• **What to do**
Scan the data for lines with "Santiago" and report the count by itself.

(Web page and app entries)
—————

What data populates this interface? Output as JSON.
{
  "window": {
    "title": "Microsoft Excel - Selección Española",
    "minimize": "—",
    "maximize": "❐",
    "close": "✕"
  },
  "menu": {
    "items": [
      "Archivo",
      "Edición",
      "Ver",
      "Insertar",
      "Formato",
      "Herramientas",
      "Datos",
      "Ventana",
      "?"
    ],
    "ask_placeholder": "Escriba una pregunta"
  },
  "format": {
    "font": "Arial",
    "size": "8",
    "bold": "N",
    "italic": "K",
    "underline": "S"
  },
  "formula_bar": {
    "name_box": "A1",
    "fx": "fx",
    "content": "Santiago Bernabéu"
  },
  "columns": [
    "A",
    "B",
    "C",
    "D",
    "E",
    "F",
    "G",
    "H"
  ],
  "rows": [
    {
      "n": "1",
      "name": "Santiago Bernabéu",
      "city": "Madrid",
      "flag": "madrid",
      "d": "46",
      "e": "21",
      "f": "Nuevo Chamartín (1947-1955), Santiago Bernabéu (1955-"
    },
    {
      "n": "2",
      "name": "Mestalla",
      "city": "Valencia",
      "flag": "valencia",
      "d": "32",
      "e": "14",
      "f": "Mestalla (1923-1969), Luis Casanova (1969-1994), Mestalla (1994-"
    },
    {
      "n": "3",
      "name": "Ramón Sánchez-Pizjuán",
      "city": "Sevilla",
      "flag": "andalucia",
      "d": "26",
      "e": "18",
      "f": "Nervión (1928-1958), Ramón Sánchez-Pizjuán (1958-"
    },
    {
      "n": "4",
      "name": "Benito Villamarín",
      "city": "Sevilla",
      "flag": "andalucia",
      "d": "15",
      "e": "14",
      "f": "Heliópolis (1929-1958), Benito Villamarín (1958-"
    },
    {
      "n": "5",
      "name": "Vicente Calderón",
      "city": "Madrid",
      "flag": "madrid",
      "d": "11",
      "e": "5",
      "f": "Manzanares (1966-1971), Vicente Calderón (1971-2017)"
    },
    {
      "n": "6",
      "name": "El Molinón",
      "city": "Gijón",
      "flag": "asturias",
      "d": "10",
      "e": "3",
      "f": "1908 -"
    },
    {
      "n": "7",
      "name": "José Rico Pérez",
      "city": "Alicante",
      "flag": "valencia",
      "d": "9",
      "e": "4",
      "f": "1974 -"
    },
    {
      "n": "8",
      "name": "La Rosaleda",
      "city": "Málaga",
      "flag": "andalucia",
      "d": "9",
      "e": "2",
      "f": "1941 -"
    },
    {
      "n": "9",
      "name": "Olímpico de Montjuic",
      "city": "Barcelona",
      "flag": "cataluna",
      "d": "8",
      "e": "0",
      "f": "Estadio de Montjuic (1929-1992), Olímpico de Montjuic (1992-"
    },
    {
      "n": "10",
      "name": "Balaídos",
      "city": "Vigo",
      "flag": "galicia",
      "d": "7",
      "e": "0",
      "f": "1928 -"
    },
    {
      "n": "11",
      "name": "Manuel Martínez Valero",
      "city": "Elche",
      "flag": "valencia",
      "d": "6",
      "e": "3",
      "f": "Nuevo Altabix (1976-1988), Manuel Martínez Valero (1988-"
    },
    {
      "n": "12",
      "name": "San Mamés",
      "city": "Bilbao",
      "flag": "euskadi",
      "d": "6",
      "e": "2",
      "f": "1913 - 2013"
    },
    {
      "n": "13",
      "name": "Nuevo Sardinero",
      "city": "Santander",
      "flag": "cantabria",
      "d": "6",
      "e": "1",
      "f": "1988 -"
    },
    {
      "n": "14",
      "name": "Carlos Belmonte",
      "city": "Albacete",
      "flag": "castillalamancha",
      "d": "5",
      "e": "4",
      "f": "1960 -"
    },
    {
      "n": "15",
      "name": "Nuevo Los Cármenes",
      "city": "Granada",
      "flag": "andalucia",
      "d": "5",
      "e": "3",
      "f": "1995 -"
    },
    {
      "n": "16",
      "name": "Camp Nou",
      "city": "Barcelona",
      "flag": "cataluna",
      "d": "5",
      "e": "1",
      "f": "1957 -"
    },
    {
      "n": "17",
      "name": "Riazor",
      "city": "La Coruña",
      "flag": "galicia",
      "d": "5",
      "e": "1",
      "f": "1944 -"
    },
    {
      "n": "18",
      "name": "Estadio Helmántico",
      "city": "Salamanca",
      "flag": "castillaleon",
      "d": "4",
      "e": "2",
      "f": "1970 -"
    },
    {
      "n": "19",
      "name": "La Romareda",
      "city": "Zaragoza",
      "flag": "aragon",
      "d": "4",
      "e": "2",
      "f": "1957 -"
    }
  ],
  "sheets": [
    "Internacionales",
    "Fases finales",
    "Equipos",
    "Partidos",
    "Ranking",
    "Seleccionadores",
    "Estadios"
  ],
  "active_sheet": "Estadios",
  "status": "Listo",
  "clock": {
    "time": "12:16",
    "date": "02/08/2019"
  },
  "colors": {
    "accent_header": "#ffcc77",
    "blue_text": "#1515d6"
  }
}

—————

• **Solution to the exercise**
3